Range Concept¶
Summary¶
Requirements for type representing a recursively divisible set of values.
Requirements¶
The following table lists the requirements for a
Range type
R
.
Range Concept: PseudoSignature, Semantics 
















Description¶
A Range can be recursively subdivided into two parts. Subdivision is done by calling splitting constructor of Range. There are two types of splitting constructors:
Basic splitting constructor. It is recommended that the division be into nearly equal parts in this constructor, but it is not required. Splitting as evenly as possible typically yields the best parallelism.
Proportional splitting constructor. This constructor is optional and can be omitted along with is_splittable_in_proportion class variable. When using this type of constructor, for the best results, follow the given proportion with rounding to the nearest integer if necessary.
Ideally, a range is recursively splittable until the parts represent
portions of work that are more efficient to execute serially rather than split
further. The amount of work represented by a Range typically depends upon
higher level context, hence a typical type that models a Range should provide a
way to control the degree of splitting. For example, the template class
blocked_range
has a

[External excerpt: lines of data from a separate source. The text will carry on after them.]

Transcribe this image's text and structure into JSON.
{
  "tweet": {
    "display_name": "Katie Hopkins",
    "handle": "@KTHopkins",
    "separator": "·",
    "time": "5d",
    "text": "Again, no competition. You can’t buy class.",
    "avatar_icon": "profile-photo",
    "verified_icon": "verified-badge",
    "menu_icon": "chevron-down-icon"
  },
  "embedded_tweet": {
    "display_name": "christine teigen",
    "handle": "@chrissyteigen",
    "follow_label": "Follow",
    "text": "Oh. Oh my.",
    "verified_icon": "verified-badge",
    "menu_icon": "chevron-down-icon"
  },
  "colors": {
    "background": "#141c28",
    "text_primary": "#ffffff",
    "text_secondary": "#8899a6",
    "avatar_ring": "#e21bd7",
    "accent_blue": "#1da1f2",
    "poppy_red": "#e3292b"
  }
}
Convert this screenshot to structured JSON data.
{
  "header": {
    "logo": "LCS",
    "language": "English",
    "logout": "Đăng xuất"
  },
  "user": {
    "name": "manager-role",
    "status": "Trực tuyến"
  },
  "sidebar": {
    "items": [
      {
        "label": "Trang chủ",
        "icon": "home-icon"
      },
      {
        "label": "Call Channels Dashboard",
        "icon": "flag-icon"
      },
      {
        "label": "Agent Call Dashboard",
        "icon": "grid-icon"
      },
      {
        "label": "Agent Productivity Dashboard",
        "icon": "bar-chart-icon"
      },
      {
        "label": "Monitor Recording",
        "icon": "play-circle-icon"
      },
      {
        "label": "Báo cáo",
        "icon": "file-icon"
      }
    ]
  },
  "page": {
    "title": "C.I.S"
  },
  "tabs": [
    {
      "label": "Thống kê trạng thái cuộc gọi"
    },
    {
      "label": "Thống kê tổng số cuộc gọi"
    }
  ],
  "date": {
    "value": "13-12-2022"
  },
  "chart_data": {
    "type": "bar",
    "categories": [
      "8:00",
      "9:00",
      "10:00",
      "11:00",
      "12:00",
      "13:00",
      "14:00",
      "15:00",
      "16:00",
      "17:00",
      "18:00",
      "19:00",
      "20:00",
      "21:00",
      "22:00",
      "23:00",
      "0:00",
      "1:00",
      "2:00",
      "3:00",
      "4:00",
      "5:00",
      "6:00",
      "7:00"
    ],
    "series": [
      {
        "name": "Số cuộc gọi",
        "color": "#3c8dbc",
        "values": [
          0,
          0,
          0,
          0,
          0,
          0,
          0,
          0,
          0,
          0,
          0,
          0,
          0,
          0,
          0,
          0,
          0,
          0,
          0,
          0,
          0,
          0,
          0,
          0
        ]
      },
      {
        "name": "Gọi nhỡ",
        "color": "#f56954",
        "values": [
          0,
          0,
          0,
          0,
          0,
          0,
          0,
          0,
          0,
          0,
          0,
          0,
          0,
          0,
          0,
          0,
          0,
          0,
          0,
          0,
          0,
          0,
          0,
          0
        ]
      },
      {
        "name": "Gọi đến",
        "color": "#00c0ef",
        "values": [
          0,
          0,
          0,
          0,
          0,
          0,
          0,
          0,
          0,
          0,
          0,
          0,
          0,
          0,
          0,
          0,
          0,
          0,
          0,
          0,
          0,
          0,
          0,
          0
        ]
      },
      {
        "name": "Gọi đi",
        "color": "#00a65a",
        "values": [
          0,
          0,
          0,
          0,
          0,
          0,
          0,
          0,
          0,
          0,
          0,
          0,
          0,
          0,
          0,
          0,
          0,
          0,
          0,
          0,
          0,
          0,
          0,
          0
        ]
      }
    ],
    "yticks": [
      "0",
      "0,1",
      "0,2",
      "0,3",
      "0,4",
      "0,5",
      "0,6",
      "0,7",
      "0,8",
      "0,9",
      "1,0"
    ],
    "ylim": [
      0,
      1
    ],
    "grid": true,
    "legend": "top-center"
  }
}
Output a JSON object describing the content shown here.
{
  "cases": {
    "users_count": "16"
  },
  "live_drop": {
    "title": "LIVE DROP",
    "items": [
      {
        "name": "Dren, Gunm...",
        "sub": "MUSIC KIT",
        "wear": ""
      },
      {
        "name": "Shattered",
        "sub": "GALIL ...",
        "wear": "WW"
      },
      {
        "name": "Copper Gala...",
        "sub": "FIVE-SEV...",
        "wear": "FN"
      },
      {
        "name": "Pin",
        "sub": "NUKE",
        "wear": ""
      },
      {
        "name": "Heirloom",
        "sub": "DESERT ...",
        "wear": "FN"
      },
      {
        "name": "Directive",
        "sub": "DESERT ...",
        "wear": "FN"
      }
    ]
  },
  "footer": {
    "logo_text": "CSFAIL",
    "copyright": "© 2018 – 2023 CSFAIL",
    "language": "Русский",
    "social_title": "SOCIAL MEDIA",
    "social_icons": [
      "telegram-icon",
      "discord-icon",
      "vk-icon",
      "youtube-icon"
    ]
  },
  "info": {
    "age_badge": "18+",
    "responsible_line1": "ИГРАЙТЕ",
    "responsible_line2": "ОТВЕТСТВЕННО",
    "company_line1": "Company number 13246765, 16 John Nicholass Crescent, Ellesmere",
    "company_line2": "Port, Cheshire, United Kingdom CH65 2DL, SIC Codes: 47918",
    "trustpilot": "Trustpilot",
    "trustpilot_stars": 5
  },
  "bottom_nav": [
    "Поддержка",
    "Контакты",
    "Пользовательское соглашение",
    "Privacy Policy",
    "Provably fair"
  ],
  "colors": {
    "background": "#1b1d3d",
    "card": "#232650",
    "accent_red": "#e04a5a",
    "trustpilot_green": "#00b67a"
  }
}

grainsize parameter that specifies the biggest range considered
indivisible.
If the set of values has a sense of direction, then by convention the
splitting constructor should construct the second part of the range, and update
its argument to be the first part of the range. This enables
parallel_for
, parallel_reduce
and
parallel_scan
algorithms, when running sequentially,
to work across a range in the increasing order, typical of an ordinary
sequential loop.
Since a Range declares a splitting and copy constructors, the default constructor for it will not be automatically generated. You will need to explicitly define the default constructor or add any other constructor to create an instance of Range type in the program.
Example¶
The following code defines a type TrivialNaturalRange
that models the Range concept. It
represents a halfopen interval [lower,upper) that is divisible down to a single natural number. Splitting can be done
via basic or proportional splitting constructors. The basic splitting constructor divides the range in half. The
proportional splitting constructor divides the range in the given proportion p
, with
r
updated to be the left part and a new TrivialNaturalRange
constructed for
the right part. Note that special care has been taken to ensure nonemptiness of the involved
TrivialNaturalRange
instances.
#include <tbb/tbb_stddef.h> // for split tags
struct TrivialNaturalRange {
// restore the default constructor
TrivialNaturalRange() {}
size_t lower;
size_t upper;
bool empty() const { return lower == upper; }
bool is_divisible() const { return upper > lower + 1; }
// basic splitting constructor
TrivialNaturalRange(TrivialNaturalRange& r, tbb::split) {
size_t m = r.lower + (r.upper  r.lower) / 2;
upper = r.upper;
r.upper = lower = m;
}
// optional proportional splitting constructor
TrivialNaturalRange(TrivialNaturalRange& r, tbb::proportional_split p) {
size_t m = r.lower + ((r.upper  r.lower) * p.left()) / (p.left() + p.right());
if (m == r.lower)
m++;
else if (m == r.upper)
m;
upper = r.upper;
r.upper = lower = m;
}
// optional trait that enables proportional split
static const bool is_splittable_in_proportion = true;
};
TrivialNaturalRange
is for demonstration purpose only and not
practical. Use the library class
blocked_range
instead.
Model Types¶
Type
blocked_range
models a onedimensional range.
Type
blocked_range2d
models a twodimensional range.
Type
blocked_range3d
models a threedimensional range.
Type
blocked_rangeNd
models a Ndimensional range.
The Container Range Concept models a container as a range.
See also: